Prior to the 2013 leg bone, this cranium discovered at Sima de los Huesos was one of the site’s most important early human remains. (Credit: José-Manuel Benito)

Prior to the 2013 leg bone, this cranium discovered at Sima de los Huesos was one of the site’s most important early human remains. (Credit: José-Manuel Benito)
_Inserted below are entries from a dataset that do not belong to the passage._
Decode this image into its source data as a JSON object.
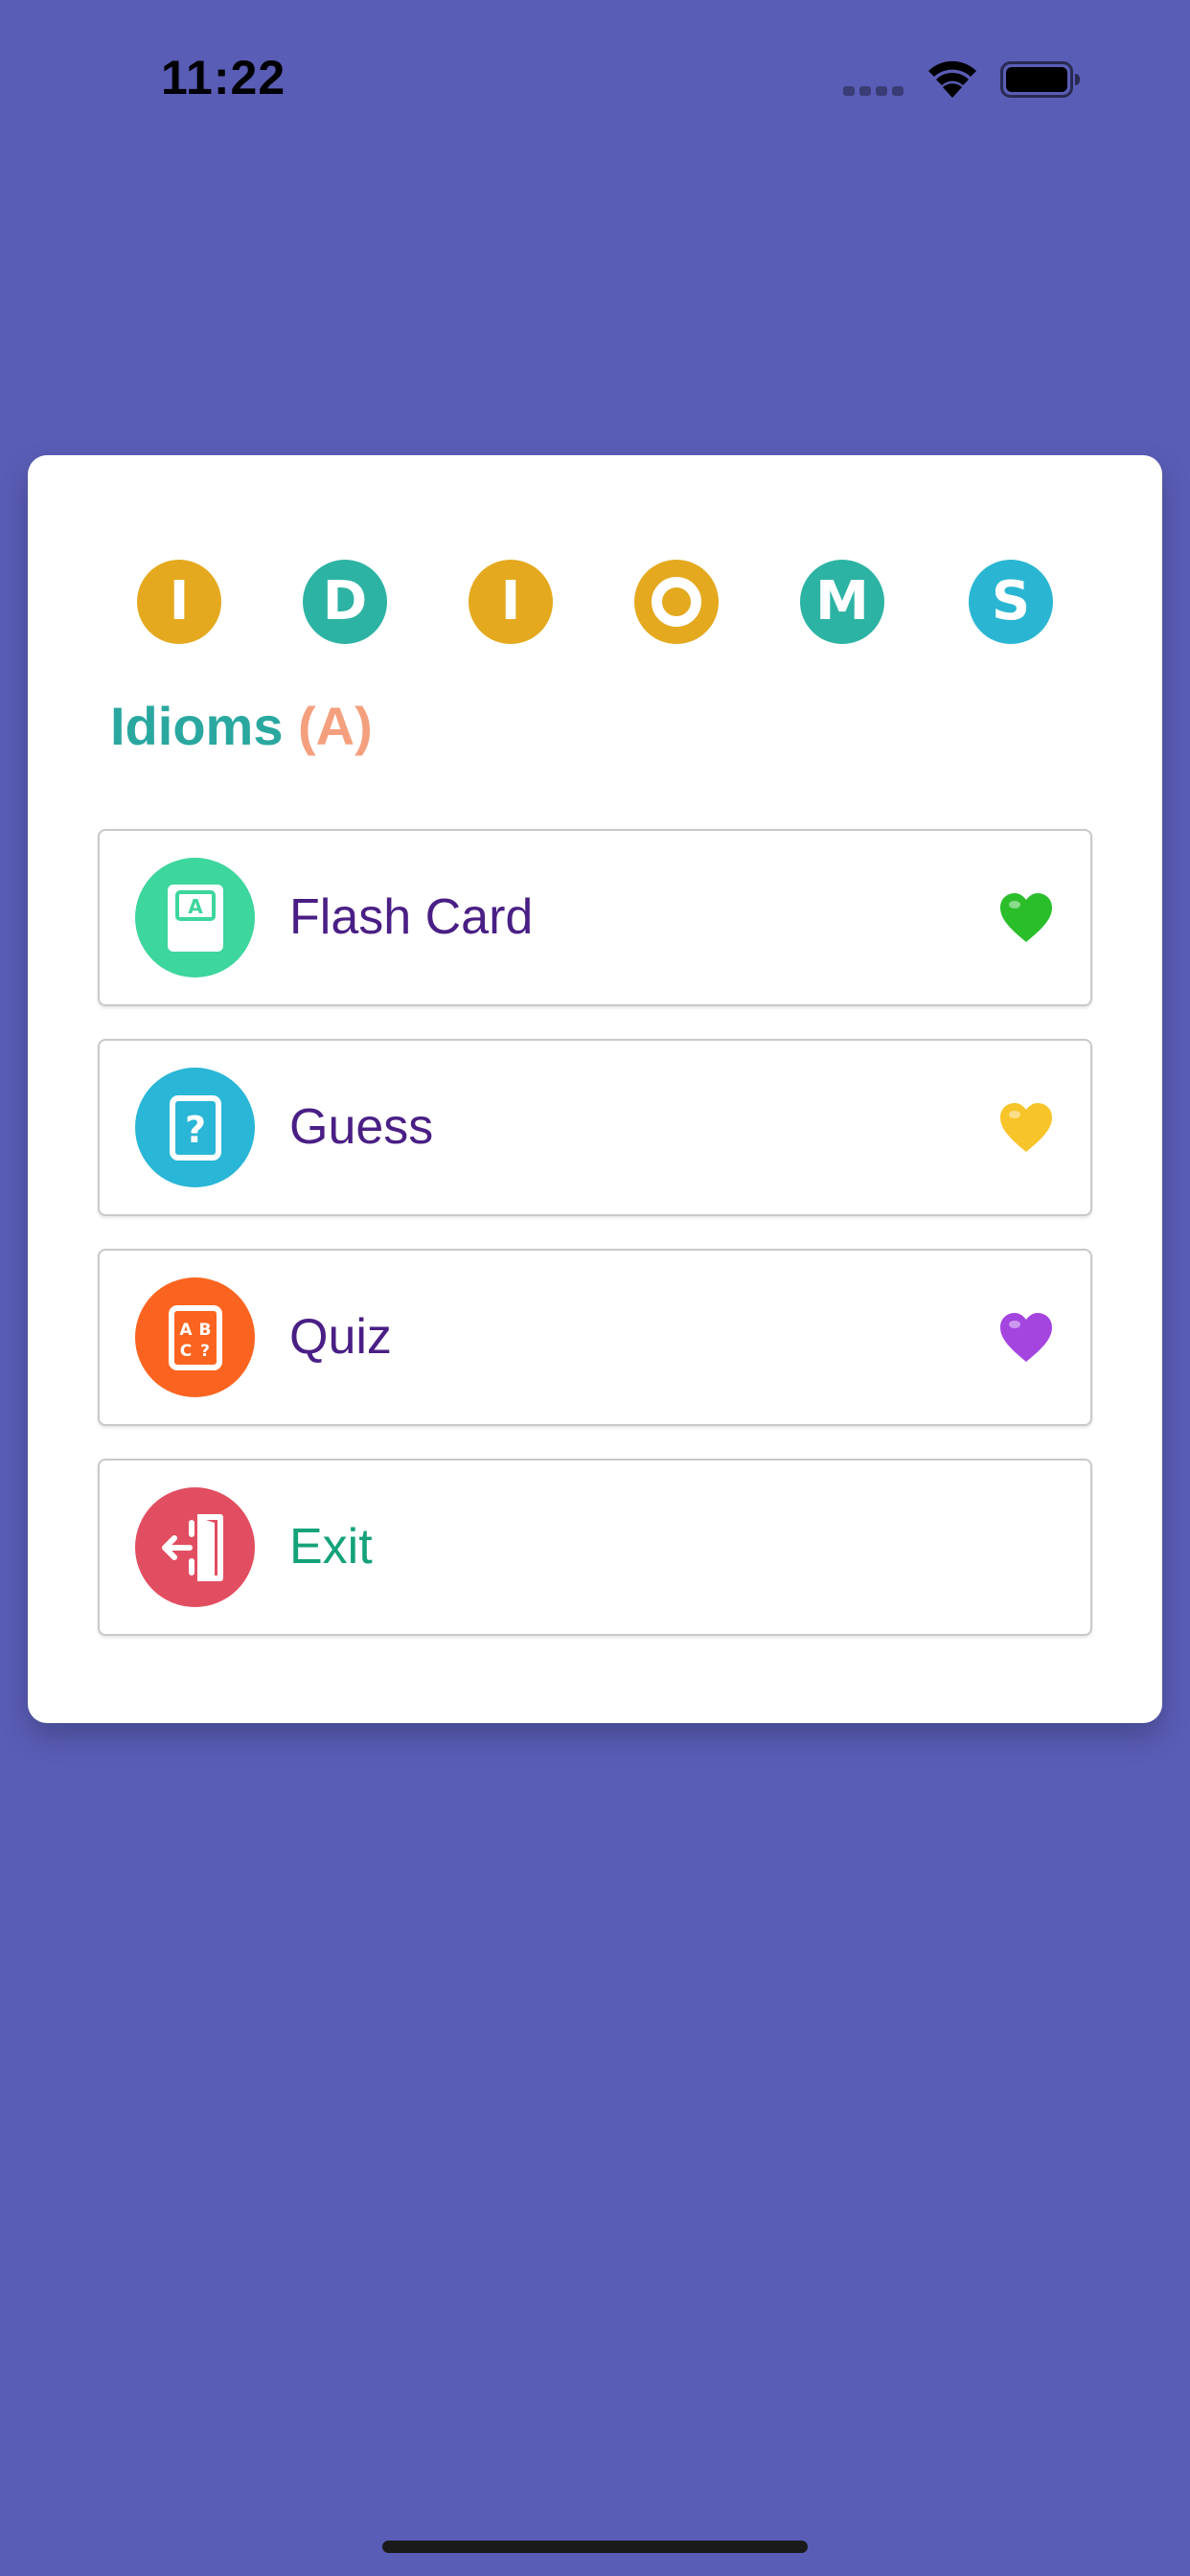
{
  "status_bar": {
    "time": "11:22"
  },
  "header": {
    "letters": [
      {
        "char": "I",
        "color": "#E4A91E"
      },
      {
        "char": "D",
        "color": "#2DB3A3"
      },
      {
        "char": "I",
        "color": "#E4A91E"
      },
      {
        "char": "O",
        "color": "#E4A91E"
      },
      {
        "char": "M",
        "color": "#2DB3A3"
      },
      {
        "char": "S",
        "color": "#2AB6D2"
      }
    ],
    "title_main": "Idioms",
    "title_sub": "(A)"
  },
  "menu": {
    "items": [
      {
        "label": "Flash Card",
        "icon": "flash-card-icon",
        "icon_color": "#3DD69C",
        "heart": "green-heart-icon",
        "heart_color": "#2BBE2B"
      },
      {
        "label": "Guess",
        "icon": "question-card-icon",
        "icon_color": "#2AB6D6",
        "heart": "yellow-heart-icon",
        "heart_color": "#F7C42A"
      },
      {
        "label": "Quiz",
        "icon": "abc-quiz-icon",
        "icon_color": "#FB6420",
        "heart": "purple-heart-icon",
        "heart_color": "#A445E0"
      },
      {
        "label": "Exit",
        "icon": "exit-door-icon",
        "icon_color": "#E24E61"
      }
    ]
  },
  "colors": {
    "background": "#5A5DB6",
    "card": "#FFFFFF",
    "menu_text": "#4A1F85",
    "exit_text": "#14A27A",
    "title_main": "#2AA8A0",
    "title_sub": "#F4A07E"
  }
}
In Spain’s Atapuerca Mountains, the Sima de los Huesos – the Pit of Bones – archaeological site has been a treasure trove of data on early human ancestors for years. On December 4, 2013, a study by Matthias Meyer and team from the Max Planck Institute for Evolutionary Anthropology was published online in Nature, detailing a recent project to extract and replicate the DNA of an ancient leg bone from the site. The skeletons from the site look as though they belong to Neanderthals, and scientists have previously classified them as homo heidelbergensis, possibly a forerunner to modern humans. The results of the DNA analysis were surprising: rather than the bone belonging to a Neanderthal, as expected, the DNA more closely resembled a Denisovian, another early human type previously thought to have only lived in Asia. Read more